  18. Incongruous [in-kong-groo-uhs] • Out of keeping or place; inappropriate; unbecoming • Not harmonious in character; inconsonant; lacking harmony of parts • 3. Inconsistent ( A joke that was incongruous with polite conversation ( Davis Approved! Dalton Owens

  19. 1.havinganextremely bad reputation: an infamous city. 2.deservingoforcausing an evil reputation; shamefully malign; detestable: an infamous deed. 3.Law . a. deprivedofcertainrightsas a citizen, as a consequenceofconviction of certainoffenses. b. of or pertaining to offenses involving suchdeprivation. ( [In-fuh-muhs] Infamous (Adjective) Arguably one of the most infamous men in all of history, Maximilien Robespierre was a leader of the French Revolution and was a driving force on the Reign of Terror which lasted 10 months. In that time Robespierre was responsible for more then 18,500-40,000 deaths of peasants who he accused of hoarding. Steven Vischak

  20. Gratuitous [gruh-too-i-tuhs, -tyoo-] ADJ. 1.given, done, bestowed, or obtained without charge or payment; free; voluntary. 2.being without apparent reason, cause, or justification: a gratuitous insult. We tried to explain to Joe that his celebration after winning chutes and ladders was a tad bit gratuitous. "Play Music at Naperville Music - Pre-K Music” and Kacey Collins

  21. Sentence The young boy was being harangued by his parents for coloring on the wall. Definition 1. a scolding or a long or intense verbal attack; diatribe. 2. a long, passionate, and vehement speech, especially one delivered before a public gathering. Harangue (noun, verb)[huh-rang] ( ( By: Aliyah Clinker
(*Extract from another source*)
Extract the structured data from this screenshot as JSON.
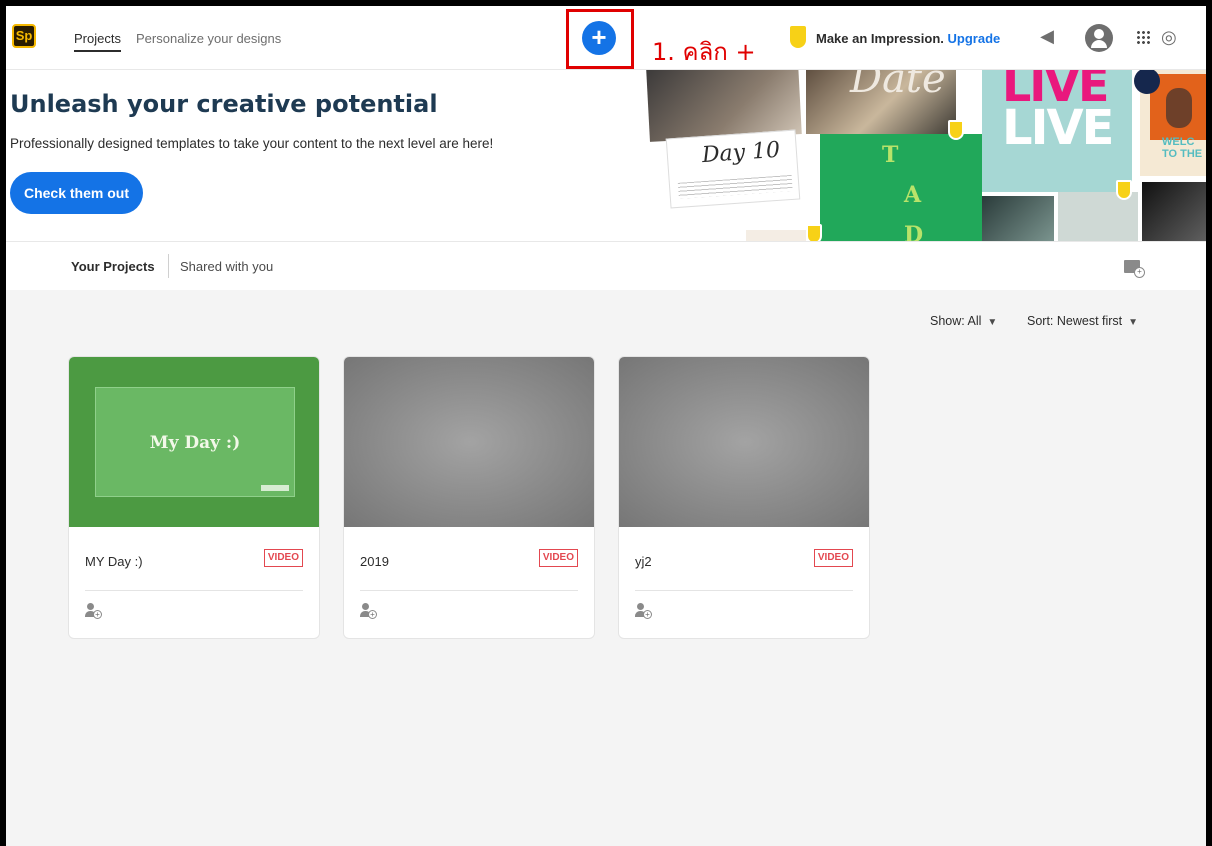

  22. TorbinEid 1. The practice of claiming to have moral standards or beliefs to which one's own behavior does not conform; pretense. 2. Hypocrisy is a melodic death metal band from Sweden. It was formed in 1990 in Ludvika, Sweden by Peter Tägtgren. Hypocrisy (hi-ˈpä-krə-sē) ( Although the mayor claimed that is was imperative that people ration their food, the public realized his hypocrisy when they found his secret room full of sumptuous food.

  23. (noun) [in-duh-stree] 1. the aggregate of manufacturing or technically productive enterprises in a particular field, often named after its principal product: the automobile industry; the steel industry. 2. any general business activity; commercial enterprise: the Italian tourist industry. 3. trade or manufacture in general: the rise of industry in Africa. 4. the ownership and management of companies, factories, etc.: friction between labor and industry. 5. systematic work or labor. ( Industry Aaron knew that he wanted to get a job building cars in the automobile industry, because he grew up fixing and taking apart old cars with his father. Samantha Searles

  24. Hubris: (hyoo-bris)noun Excessive pride or self-confidence; arrogance (in Greek tragedy) Excessive pride toward or defiance of the gods, leading to nemesis ( Achilles showed hubris by dragging Hector’s lifeless body in front of the gates of Troy after defeating him in battle. Rachel Drake

  25. The doctrine that pleasure or happiness is the highest good • Devotion to pleasure as a way of life ( • The Declaration of Independence gives citizens the freedom of hedonism, so they can pursue their own happiness. Hedonism(noun) heed-n-iz-uhm Claire Cross